(Entries shown)

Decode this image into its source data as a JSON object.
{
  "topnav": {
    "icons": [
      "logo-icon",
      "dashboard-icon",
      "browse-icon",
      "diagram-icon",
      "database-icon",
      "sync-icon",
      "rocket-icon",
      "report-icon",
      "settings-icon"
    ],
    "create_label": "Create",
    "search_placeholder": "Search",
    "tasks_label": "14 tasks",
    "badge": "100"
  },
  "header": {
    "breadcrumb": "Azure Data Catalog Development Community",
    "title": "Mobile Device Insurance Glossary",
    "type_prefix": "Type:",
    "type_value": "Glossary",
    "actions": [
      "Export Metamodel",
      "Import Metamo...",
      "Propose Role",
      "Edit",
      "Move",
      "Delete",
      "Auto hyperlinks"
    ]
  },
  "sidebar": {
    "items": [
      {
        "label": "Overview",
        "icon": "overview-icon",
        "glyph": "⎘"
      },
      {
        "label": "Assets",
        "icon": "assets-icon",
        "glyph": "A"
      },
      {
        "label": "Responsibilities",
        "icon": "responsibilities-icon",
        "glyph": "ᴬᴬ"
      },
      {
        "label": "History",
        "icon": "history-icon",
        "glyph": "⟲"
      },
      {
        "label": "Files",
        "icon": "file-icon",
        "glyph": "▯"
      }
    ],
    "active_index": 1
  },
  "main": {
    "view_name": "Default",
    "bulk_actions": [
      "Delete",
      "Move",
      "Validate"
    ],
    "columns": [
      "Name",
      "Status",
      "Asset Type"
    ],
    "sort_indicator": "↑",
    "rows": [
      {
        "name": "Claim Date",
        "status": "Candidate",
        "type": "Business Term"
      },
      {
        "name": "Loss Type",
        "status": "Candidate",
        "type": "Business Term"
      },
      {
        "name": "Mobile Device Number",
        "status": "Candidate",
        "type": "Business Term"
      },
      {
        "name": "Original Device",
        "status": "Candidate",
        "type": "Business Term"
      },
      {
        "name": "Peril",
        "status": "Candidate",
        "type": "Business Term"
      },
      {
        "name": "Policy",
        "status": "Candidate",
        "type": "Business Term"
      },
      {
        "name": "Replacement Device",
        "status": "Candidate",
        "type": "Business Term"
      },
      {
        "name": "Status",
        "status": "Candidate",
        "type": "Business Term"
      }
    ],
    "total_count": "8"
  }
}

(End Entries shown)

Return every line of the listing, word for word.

▸ Your solution
Decode this image into its source data as a JSON object.
{
  "topnav": {
    "icons": [
      "logo-icon",
      "dashboard-icon",
      "browse-icon",
      "diagram-icon",
      "database-icon",
      "sync-icon",
      "rocket-icon",
      "report-icon",
      "settings-icon"
    ],
    "create_label": "Create",
    "search_placeholder": "Search",
    "tasks_label": "14 tasks",
    "badge": "100"
  },
  "header": {
    "breadcrumb": "Azure Data Catalog Development Community",
    "title": "Mobile Device Insurance Glossary",
    "type_prefix": "Type:",
    "type_value": "Glossary",
    "actions": [
      "Export Metamodel",
      "Import Metamo...",
      "Propose Role",
      "Edit",
      "Move",
      "Delete",
      "Auto hyperlinks"
    ]
  },
  "sidebar": {
    "items": [
      {
        "label": "Overview",
        "icon": "overview-icon",
        "glyph": "⎘"
      },
      {
        "label": "Assets",
        "icon": "assets-icon",
        "glyph": "A"
      },
      {
        "label": "Responsibilities",
        "icon": "responsibilities-icon",
        "glyph": "ᴬᴬ"
      },
      {
        "label": "History",
        "icon": "history-icon",
        "glyph": "⟲"
      },
      {
        "label": "Files",
        "icon": "file-icon",
        "glyph": "▯"
      }
    ],
    "active_index": 1
  },
  "main": {
    "view_name": "Default",
    "bulk_actions": [
      "Delete",
      "Move",
      "Validate"
    ],
    "columns": [
      "Name",
      "Status",
      "Asset Type"
    ],
    "sort_indicator": "↑",
    "rows": [
      {
        "name": "Claim Date",
        "status": "Candidate",
        "type": "Business Term"
      },
      {
        "name": "Loss Type",
        "status": "Candidate",
        "type": "Business Term"
      },
      {
        "name": "Mobile Device Number",
        "status": "Candidate",
        "type": "Business Term"
      },
      {
        "name": "Original Device",
        "status": "Candidate",
        "type": "Business Term"
      },
      {
        "name": "Peril",
        "status": "Candidate",
        "type": "Business Term"
      },
      {
        "name": "Policy",
        "status": "Candidate",
        "type": "Business Term"
      },
      {
        "name": "Replacement Device",
        "status": "Candidate",
        "type": "Business Term"
      },
      {
        "name": "Status",
        "status": "Candidate",
        "type": "Business Term"
      }
    ],
    "total_count": "8"
  }
}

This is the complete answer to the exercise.